There is some insight and a good deal of pure hooey in historian and Princeton prof Sean Wilentz’s book “Bob Dylan in America,” which Doubleday is publishing a couple of weeks hence. The New Yorker is offering a chapter from the tome on its Web site; perhaps more interestingly, the mag has also posted an interview with Wilentz by Alex Ross, the magazine’s esteemed music critic. (Ross’ “The Rest is Noise” is a must-read.)
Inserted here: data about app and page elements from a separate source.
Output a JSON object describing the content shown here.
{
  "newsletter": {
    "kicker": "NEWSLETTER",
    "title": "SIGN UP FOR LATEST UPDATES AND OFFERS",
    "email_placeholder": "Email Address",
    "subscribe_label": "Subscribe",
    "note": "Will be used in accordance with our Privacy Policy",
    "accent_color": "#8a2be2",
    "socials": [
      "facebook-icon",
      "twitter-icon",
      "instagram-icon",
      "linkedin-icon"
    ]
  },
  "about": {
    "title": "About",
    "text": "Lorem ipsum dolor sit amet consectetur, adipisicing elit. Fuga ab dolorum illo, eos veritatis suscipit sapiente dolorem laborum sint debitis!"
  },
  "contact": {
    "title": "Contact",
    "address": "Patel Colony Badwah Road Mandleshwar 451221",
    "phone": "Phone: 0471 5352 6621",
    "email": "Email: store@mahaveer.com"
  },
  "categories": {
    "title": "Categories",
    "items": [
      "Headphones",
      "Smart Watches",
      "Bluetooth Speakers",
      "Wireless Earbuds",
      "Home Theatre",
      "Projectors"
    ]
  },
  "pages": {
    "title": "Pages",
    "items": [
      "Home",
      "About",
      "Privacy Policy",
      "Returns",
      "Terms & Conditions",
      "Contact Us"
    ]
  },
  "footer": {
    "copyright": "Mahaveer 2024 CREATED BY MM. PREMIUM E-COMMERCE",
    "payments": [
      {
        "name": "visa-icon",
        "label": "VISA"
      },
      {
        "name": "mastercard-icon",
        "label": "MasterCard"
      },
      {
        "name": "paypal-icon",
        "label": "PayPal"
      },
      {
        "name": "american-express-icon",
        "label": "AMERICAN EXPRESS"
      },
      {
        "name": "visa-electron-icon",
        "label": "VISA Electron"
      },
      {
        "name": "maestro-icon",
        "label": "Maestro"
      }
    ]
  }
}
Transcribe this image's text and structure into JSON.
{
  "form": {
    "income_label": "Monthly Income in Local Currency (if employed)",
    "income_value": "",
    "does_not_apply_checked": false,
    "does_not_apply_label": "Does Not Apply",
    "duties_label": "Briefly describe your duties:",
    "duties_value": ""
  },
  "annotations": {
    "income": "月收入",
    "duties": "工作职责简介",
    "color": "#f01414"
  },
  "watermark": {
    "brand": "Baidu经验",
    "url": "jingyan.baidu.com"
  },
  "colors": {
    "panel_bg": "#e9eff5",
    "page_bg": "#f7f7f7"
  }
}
The mag’s excerpt — the book’s second chapter, about the influence of Beat writers on Dylan’s writing — is one of the more readily digestible parts of Wilentz’s work. At times his writing gets so overheated that the book threatens to burst into flames in one’s hands; the chapter on Dylan and Aaron Copland, to which Ross refers, is a real stretcher.
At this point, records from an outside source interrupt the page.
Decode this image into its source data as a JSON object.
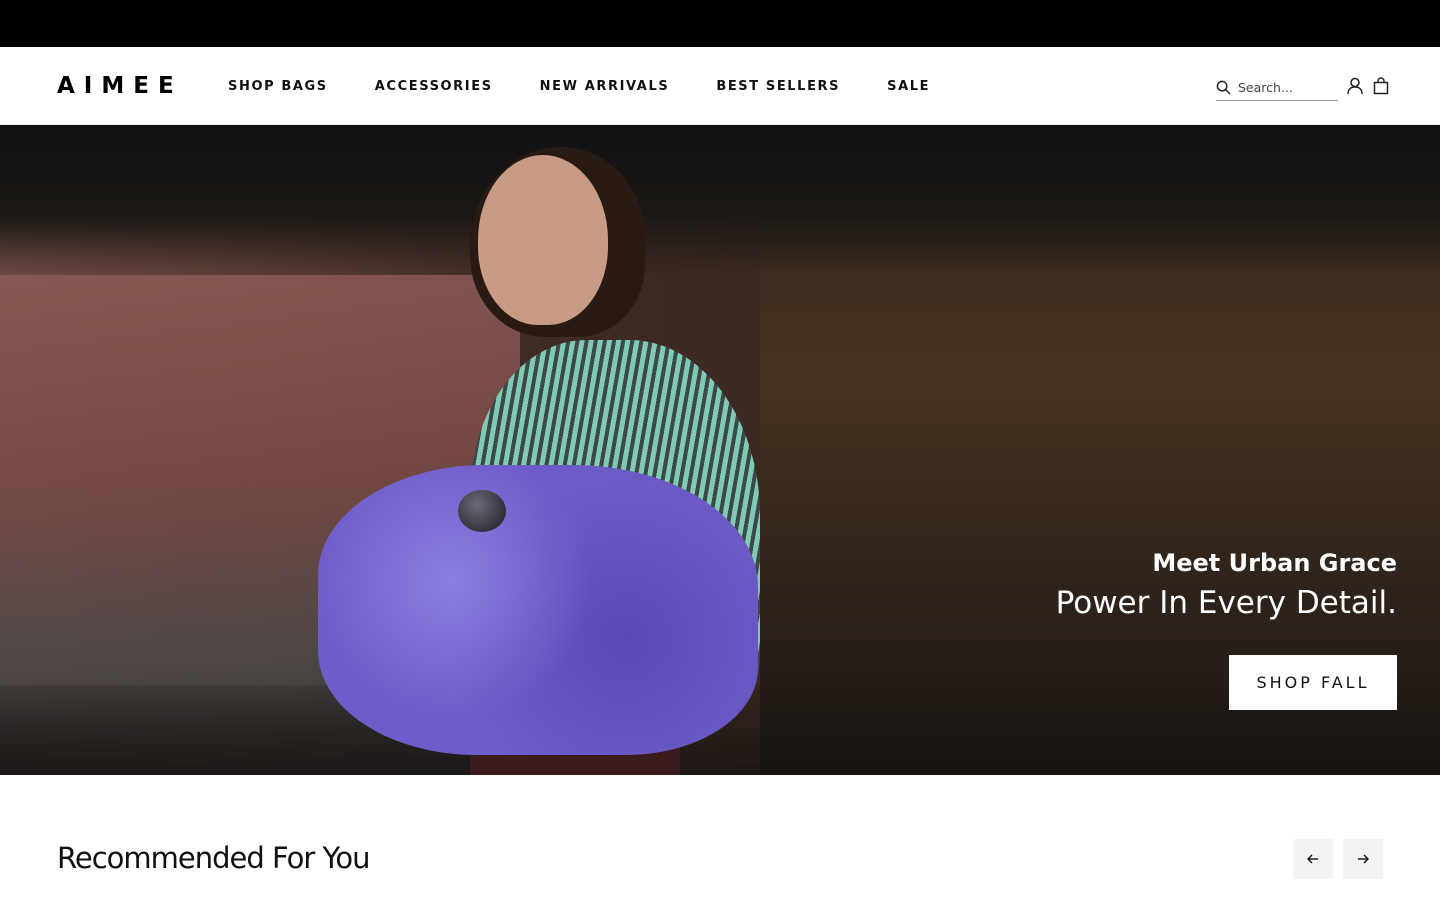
{
  "brand": {
    "logo": "AIMEE"
  },
  "nav": {
    "items": [
      {
        "label": "SHOP BAGS"
      },
      {
        "label": "ACCESSORIES"
      },
      {
        "label": "NEW ARRIVALS"
      },
      {
        "label": "BEST SELLERS"
      },
      {
        "label": "SALE"
      }
    ]
  },
  "search": {
    "placeholder": "Search..."
  },
  "icons": {
    "search": "search-icon",
    "account": "user-icon",
    "cart": "shopping-bag-icon",
    "prev": "arrow-left-icon",
    "next": "arrow-right-icon"
  },
  "hero": {
    "eyebrow": "Meet Urban Grace",
    "title": "Power In Every Detail.",
    "cta_label": "SHOP FALL"
  },
  "recommended": {
    "title": "Recommended For You"
  }
}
But we’ll leave it to you to say “yea” or “nay,” and we’ll give Wilentz some credit for sticking up for Dylan in the face of recent accusations of plagiarism. Take that, Joni!